Your instructions: Below are the records. State how many of their lines hold the word "Файловая", and add nothing else.

(Beginning of Recorded data)

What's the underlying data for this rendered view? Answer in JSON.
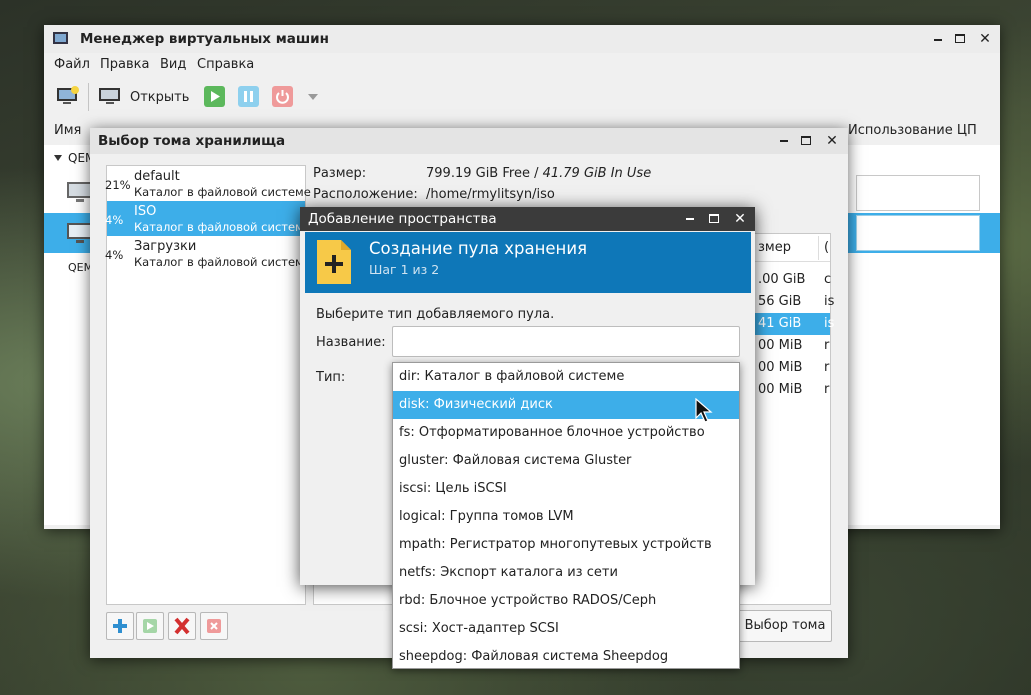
{
  "main_window": {
    "title": "Менеджер виртуальных машин",
    "menu": [
      "Файл",
      "Правка",
      "Вид",
      "Справка"
    ],
    "toolbar": {
      "open_label": "Открыть"
    },
    "columns": {
      "name": "Имя",
      "cpu": "Использование ЦП"
    },
    "tree_item": "QEM",
    "vm_label": "QEM"
  },
  "storage_dialog": {
    "title": "Выбор тома хранилища",
    "pools": [
      {
        "pct": "21%",
        "name": "default",
        "type": "Каталог в файловой системе"
      },
      {
        "pct": "4%",
        "name": "ISO",
        "type": "Каталог в файловой системе",
        "selected": true
      },
      {
        "pct": "4%",
        "name": "Загрузки",
        "type": "Каталог в файловой системе"
      }
    ],
    "size_label": "Размер:",
    "size_free": "799.19 GiB Free",
    "size_sep": " / ",
    "size_inuse": "41.79 GiB In Use",
    "location_label": "Расположение:",
    "location_value": "/home/rmylitsyn/iso",
    "volume_header": "змер",
    "volume_header2": "(",
    "volume_sizes": [
      ".00 GiB",
      "56 GiB",
      "41 GiB",
      "00 MiB",
      "00 MiB",
      "00 MiB"
    ],
    "volume_formats": [
      "c",
      "is",
      "is",
      "r",
      "r",
      "r"
    ],
    "choose_button": "Выбор тома"
  },
  "add_pool_dialog": {
    "title": "Добавление пространства",
    "banner_title": "Создание пула хранения",
    "banner_step": "Шаг 1 из 2",
    "prompt": "Выберите тип добавляемого пула.",
    "name_label": "Название:",
    "name_value": "",
    "type_label": "Тип:"
  },
  "type_options": [
    "dir: Каталог в файловой системе",
    "disk: Физический диск",
    "fs: Отформатированное блочное устройство",
    "gluster: Файловая система Gluster",
    "iscsi: Цель iSCSI",
    "logical: Группа томов LVM",
    "mpath: Регистратор многопутевых устройств",
    "netfs: Экспорт каталога из сети",
    "rbd: Блочное устройство RADOS/Ceph",
    "scsi: Хост-адаптер SCSI",
    "sheepdog: Файловая система Sheepdog"
  ],
  "colors": {
    "selection": "#3daee9",
    "banner": "#0e77b8",
    "dialog_titlebar": "#3b3b3b",
    "run_green": "#5cb85c",
    "pause_blue": "#5bc0de",
    "stop_red": "#e57373"
  }
}
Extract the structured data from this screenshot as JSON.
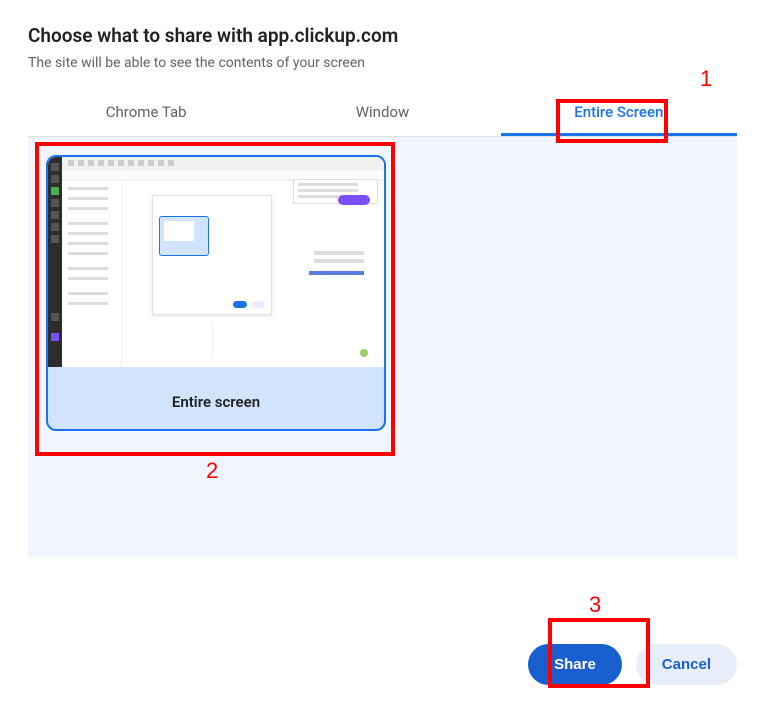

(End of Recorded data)

The answer: 2